Yesterday I went to a symposium on graduate education, which was actually pretty interesting. The plenary speaker was a woman who is the dean of the graduate college at UC-Berkeley. She talked about her research into the effects of family choices on the success of male and female academics. Basically, as expected, men could generally have a whole tribe of offspring, and it didn't change the likelihood of them achieving tenure. For women, on the other hand, it was a completely different story. It was really interesting because she examined the same question from many different angles. I'm certainly not a social science expert, but it seemed like she did a pretty thorough study.
If you define success as achieving tenure, then childless women were the most successful, followed by, amazingly enough, single mothers. Women who had their children before obtaining their Ph.D. came in third. For men, their parental status was not as significantly correlated to their success rate.

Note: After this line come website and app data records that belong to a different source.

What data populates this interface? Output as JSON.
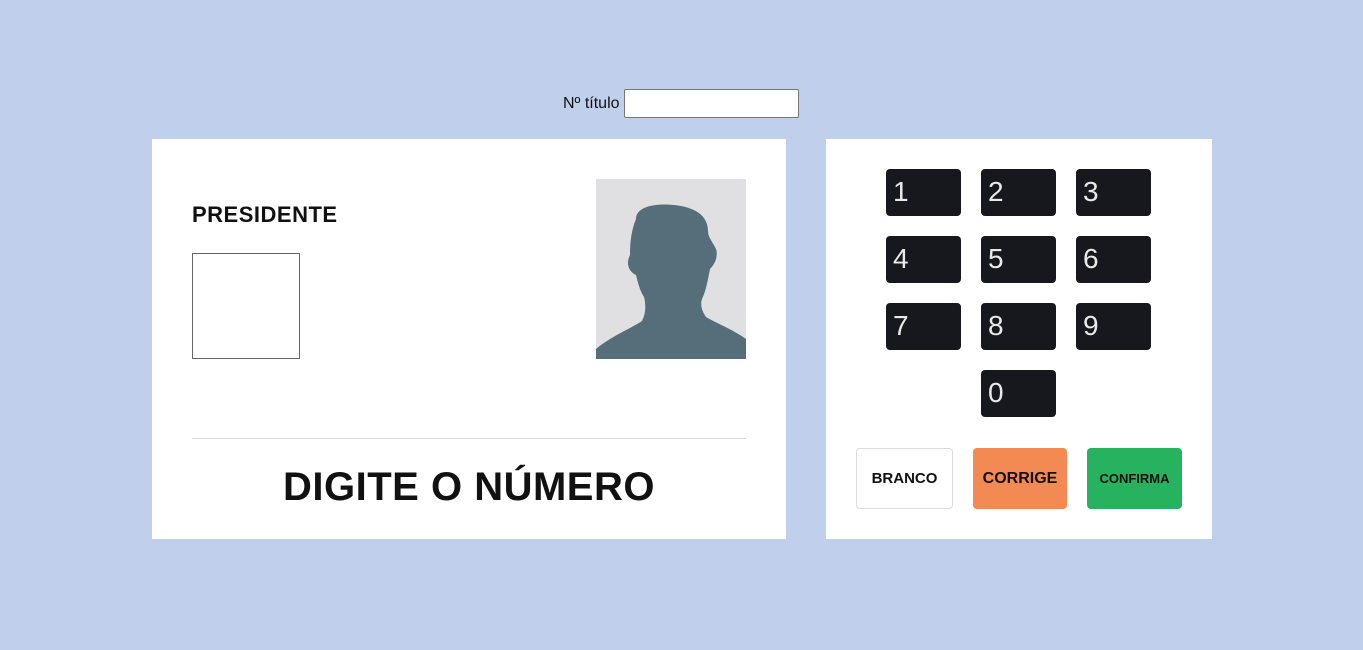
{
  "header": {
    "titulo_label": "Nº título",
    "titulo_value": ""
  },
  "screen": {
    "cargo": "PRESIDENTE",
    "instruction": "DIGITE O NÚMERO",
    "photo_icon": "person-silhouette-icon"
  },
  "keypad": {
    "keys": [
      "1",
      "2",
      "3",
      "4",
      "5",
      "6",
      "7",
      "8",
      "9",
      "0"
    ],
    "branco": "BRANCO",
    "corrige": "CORRIGE",
    "confirma": "CONFIRMA"
  },
  "colors": {
    "background": "#c0cfeb",
    "key": "#16181d",
    "corrige": "#f38a54",
    "confirma": "#27b25f",
    "silhouette": "#566e7a"
  }
}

Many women Ph.D.'s end up in what she called second-tier jobs, as adjunct, part-time, instructors with no job security and no chance of promotion. An amazing statistic that she gave was that something like 60% of men academics who were married with children had a spouse who worked outside the home only part time or not at all. For women academics, that number shrank to 8%.
She also talked about all the nice policies that Berkeley has implemented, including automatically granting professors a one-year extension of the tenure timeline and 1-2 semesters of no teaching upon the arrival of a new child. And she implemented a policy at Berkeley that grad students who have children get a $5,000-$8,000 grant upon the arrival of their child. Here, our insightful leadership grant us a generous two-week maternity leave.
This dean from Berkeley seemed to be on friendly terms with our Graduate College dean, so it seems like she might be able to influence him to implement some of the reforms she has made at Berkeley. But I'm not going to hold my breath, because I know how slowly the wheels turn around here.